The results showed that the group with a gradual change of line length and direction were more helpful in preserving the first data and the one with drastic change was less accurate.
The MRI reports showed signs that the classification information was primarily stored in the Orbitofrontal cortex. Hence it is considered as one of the most important parts of the human decision-making process.
Shallow Learning with Deep Representations
The decision-making capabilities and the effect of latent factors involved in it form the basis of dormant memory in humans. An experiment on rats was performed to explain this phenomenon. In the experiment, 4 rats were given electric shock accompanied by a particular type of sound for a day or two. On the third day, they reacted to the sound even without being given electric shocks. Ivan Pavlov has coined this term as Classical Conditioning theory wherein a relatively permanent change in behavior can be seen as a result of experience or continuous practice. Such instances of conditioning can be deeply damaging, for example in case of PTSD (Post Traumatic Stress Disorder) patients and other trauma victims.
In order to understand the process of State representations being stored in memory, the reversal mechanism, i.e how to reverse the process also needs to be understood. For that, three techniques were tested on these rats:
- The rats were not given any shock but were subjected to the sound
- The rats were given shocks accompanied by sound at regular intervals and sounds without shock
- The shocks were slowly reduced in numbers but the sound continued
The best results in reversing the memory were observed in case of the third technique, which is known as gradual extinction.
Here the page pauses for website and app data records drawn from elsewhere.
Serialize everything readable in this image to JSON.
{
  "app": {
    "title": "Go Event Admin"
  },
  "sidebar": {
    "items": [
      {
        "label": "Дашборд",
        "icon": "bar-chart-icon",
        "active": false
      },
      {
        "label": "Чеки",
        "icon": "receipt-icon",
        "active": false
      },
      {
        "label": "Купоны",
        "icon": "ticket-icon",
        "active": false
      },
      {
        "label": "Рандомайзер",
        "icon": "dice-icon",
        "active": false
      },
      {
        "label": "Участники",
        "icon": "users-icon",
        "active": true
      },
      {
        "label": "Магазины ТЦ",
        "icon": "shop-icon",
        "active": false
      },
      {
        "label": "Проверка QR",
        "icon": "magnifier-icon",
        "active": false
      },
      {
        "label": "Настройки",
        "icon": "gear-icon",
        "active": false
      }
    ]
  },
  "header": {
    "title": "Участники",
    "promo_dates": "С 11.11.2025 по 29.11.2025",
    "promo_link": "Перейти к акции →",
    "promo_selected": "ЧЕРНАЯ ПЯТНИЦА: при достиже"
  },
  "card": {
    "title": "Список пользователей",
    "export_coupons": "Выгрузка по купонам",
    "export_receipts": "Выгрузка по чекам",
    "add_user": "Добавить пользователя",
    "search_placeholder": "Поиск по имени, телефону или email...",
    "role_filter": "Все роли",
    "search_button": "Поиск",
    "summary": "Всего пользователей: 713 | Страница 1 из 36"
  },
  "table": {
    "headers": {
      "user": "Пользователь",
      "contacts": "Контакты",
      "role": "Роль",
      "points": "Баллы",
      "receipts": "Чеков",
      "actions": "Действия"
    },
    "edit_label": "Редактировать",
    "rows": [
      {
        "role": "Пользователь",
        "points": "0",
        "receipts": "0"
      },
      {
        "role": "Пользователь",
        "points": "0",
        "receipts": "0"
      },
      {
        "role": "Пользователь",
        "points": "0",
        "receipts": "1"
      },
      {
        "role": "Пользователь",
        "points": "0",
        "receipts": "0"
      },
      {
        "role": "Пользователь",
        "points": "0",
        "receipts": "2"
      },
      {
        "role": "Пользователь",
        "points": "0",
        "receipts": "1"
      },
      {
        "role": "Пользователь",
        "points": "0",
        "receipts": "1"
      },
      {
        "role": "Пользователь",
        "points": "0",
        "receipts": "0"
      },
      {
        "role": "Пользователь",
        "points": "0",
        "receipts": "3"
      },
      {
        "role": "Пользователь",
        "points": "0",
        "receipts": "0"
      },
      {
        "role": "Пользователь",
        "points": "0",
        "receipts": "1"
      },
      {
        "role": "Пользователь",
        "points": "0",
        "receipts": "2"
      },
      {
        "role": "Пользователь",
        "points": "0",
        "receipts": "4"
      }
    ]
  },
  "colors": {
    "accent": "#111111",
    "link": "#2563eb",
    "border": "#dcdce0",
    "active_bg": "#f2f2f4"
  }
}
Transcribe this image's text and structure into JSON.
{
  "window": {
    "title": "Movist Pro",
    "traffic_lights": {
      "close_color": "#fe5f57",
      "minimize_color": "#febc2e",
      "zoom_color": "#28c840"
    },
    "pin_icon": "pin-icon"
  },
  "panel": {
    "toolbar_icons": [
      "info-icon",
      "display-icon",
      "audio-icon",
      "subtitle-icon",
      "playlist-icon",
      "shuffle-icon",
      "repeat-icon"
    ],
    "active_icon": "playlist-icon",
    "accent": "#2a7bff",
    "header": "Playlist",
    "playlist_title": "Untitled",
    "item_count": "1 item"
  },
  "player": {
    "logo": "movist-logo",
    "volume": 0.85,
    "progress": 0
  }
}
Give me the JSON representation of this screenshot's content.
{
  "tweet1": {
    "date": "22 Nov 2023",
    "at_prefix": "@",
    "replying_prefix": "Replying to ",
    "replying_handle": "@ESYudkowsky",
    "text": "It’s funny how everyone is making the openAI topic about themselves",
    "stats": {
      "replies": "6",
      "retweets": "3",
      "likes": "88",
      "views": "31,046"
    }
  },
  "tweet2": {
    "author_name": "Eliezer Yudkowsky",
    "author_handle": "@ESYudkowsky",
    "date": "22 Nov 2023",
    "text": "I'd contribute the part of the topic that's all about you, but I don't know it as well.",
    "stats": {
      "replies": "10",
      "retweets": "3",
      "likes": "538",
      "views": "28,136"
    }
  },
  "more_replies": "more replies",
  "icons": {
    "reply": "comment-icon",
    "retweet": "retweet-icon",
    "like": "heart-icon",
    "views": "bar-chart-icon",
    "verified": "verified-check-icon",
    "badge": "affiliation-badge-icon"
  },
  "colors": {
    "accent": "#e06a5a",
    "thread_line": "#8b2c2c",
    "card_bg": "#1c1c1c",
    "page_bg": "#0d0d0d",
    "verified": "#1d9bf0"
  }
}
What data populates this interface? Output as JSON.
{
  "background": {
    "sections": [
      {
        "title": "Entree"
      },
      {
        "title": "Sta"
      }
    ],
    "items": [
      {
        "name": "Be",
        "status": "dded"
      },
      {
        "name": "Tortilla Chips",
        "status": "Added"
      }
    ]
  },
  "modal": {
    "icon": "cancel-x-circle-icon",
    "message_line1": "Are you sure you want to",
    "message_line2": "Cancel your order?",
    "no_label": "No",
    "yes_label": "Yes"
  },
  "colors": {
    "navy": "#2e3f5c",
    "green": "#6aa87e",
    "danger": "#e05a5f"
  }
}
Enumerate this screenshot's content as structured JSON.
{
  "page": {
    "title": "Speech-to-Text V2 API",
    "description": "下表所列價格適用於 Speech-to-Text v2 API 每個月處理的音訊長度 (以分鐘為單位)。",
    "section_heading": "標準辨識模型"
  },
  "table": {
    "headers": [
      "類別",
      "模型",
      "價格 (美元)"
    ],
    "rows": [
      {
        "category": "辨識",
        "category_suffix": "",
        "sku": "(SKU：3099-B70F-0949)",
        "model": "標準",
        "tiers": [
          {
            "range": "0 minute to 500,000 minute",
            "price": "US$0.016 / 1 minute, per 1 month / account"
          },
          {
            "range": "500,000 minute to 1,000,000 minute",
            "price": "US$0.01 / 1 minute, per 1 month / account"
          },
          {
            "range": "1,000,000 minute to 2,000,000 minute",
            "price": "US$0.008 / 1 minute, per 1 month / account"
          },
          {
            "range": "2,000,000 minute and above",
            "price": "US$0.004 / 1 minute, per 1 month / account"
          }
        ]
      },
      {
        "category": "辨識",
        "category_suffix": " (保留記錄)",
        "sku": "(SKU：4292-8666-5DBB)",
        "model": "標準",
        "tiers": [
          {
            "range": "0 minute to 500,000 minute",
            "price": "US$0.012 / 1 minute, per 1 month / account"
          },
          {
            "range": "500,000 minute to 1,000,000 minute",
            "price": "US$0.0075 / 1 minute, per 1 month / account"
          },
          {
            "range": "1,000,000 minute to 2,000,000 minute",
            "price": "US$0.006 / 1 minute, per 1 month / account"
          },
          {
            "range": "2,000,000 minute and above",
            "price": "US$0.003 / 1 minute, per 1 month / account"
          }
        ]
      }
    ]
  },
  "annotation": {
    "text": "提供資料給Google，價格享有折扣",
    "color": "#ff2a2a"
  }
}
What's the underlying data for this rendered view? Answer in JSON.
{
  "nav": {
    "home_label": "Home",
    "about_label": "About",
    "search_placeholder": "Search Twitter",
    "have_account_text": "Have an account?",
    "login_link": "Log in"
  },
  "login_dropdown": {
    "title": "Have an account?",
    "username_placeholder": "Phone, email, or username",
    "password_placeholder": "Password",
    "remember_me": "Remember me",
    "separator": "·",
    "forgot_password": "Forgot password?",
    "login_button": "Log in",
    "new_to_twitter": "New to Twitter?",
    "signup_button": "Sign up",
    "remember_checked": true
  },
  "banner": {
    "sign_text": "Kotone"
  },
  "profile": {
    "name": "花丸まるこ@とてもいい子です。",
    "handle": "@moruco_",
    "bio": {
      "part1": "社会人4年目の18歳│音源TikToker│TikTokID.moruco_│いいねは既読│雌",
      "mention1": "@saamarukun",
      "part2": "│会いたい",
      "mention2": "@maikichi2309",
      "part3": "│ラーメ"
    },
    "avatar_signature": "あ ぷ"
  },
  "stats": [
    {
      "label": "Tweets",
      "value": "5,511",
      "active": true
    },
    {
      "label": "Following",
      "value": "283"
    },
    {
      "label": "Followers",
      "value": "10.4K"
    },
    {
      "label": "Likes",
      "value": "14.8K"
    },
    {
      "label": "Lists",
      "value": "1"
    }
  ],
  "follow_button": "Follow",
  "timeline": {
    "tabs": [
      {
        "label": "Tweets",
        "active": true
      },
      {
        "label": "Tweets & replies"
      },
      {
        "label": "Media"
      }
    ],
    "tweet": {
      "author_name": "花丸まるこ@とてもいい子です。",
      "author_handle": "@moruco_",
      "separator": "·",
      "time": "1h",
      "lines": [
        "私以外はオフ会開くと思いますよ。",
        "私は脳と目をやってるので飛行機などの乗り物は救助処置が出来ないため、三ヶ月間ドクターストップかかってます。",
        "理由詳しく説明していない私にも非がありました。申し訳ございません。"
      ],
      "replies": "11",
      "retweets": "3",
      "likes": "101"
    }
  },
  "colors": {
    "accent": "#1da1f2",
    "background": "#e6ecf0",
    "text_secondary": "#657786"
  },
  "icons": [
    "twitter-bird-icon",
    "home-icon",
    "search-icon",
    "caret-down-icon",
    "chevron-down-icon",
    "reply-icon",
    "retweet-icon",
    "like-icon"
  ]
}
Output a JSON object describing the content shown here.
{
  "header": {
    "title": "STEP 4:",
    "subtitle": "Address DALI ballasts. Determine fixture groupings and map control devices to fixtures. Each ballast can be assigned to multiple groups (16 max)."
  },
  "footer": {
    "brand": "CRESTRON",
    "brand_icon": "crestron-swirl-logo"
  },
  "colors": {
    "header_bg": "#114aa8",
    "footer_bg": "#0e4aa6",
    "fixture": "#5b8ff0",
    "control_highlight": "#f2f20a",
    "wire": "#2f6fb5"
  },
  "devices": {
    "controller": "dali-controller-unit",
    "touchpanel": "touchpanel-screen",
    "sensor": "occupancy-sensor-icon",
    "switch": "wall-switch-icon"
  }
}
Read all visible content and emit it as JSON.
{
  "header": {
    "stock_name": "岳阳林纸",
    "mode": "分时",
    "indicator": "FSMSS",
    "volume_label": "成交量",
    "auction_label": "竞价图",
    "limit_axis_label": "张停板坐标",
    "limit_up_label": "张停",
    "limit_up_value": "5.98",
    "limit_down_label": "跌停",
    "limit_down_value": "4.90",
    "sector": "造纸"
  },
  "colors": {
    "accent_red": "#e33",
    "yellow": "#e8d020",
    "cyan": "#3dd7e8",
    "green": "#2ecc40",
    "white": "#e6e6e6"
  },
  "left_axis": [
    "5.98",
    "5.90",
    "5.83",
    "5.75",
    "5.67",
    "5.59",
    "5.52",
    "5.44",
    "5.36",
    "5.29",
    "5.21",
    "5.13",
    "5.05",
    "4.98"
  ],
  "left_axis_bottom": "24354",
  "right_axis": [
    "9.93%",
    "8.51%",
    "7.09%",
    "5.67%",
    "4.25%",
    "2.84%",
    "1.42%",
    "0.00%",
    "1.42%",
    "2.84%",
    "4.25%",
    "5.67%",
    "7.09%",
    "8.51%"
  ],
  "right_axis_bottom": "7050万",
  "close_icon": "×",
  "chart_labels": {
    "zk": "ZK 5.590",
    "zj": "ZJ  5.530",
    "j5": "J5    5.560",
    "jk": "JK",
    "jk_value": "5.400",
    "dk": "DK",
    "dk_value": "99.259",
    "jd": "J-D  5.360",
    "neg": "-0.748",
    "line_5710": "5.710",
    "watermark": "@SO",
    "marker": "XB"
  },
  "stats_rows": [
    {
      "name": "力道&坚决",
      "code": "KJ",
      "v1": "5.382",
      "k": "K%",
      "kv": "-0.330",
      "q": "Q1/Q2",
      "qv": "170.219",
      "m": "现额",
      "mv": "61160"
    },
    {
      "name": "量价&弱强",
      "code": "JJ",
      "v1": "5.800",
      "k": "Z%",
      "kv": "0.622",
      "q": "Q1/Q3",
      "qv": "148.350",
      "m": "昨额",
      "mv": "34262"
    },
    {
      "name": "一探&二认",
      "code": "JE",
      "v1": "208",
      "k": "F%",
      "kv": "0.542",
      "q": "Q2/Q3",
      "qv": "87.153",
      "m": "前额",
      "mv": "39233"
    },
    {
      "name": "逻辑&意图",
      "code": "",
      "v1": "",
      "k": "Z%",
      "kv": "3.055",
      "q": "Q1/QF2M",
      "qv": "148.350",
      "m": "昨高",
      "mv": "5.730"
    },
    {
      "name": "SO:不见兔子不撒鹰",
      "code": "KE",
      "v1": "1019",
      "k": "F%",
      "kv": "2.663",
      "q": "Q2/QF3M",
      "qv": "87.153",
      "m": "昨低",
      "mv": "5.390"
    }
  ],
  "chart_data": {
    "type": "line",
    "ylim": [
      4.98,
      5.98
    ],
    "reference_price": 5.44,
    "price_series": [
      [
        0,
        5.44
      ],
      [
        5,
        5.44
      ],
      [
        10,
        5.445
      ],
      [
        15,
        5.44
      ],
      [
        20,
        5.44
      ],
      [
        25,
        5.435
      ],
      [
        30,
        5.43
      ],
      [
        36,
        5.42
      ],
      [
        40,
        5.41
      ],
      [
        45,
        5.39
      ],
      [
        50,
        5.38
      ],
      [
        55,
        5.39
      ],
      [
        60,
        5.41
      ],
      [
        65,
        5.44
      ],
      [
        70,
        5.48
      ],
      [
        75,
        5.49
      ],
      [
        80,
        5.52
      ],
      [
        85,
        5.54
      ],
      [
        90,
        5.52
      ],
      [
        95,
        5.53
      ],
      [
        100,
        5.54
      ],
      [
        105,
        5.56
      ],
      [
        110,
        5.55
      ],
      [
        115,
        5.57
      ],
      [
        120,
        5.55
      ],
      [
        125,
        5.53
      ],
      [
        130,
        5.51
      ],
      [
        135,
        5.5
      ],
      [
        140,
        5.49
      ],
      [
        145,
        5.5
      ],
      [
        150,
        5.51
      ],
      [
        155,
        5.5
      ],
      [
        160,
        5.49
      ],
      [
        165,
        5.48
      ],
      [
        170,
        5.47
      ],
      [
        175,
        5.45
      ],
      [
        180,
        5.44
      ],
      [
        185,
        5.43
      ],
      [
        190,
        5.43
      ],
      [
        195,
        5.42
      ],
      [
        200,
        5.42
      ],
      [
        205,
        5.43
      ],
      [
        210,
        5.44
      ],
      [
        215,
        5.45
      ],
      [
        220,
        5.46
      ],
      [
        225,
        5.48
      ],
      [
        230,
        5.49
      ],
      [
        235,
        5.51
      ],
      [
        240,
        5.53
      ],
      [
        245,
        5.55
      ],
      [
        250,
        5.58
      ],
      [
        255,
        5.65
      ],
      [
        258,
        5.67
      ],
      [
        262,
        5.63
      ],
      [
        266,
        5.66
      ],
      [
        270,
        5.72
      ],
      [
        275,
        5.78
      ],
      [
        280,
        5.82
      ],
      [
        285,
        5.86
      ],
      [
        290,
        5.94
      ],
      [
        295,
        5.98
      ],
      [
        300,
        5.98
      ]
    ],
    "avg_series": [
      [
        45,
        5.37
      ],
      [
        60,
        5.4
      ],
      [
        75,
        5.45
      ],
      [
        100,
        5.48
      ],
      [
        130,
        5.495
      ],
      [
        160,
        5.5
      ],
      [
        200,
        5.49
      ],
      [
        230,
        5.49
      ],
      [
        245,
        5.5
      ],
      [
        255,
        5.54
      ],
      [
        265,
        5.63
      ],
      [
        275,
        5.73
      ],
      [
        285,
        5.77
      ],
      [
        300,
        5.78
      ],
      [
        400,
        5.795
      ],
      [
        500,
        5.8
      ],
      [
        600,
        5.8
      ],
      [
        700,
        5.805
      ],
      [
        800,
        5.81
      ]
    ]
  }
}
In this way, a simple reinforcement learning mechanism is shown to be very effective because it helps in creating simple states which are manageable efficiently and trainable easily. Along with this, if we could extract information from brain imaging data derived from the Orbitofrontal cortex, these simple representational states can shed a lot of light into making complex computational processes simpler and enable us to make smarter AI systems for a better future.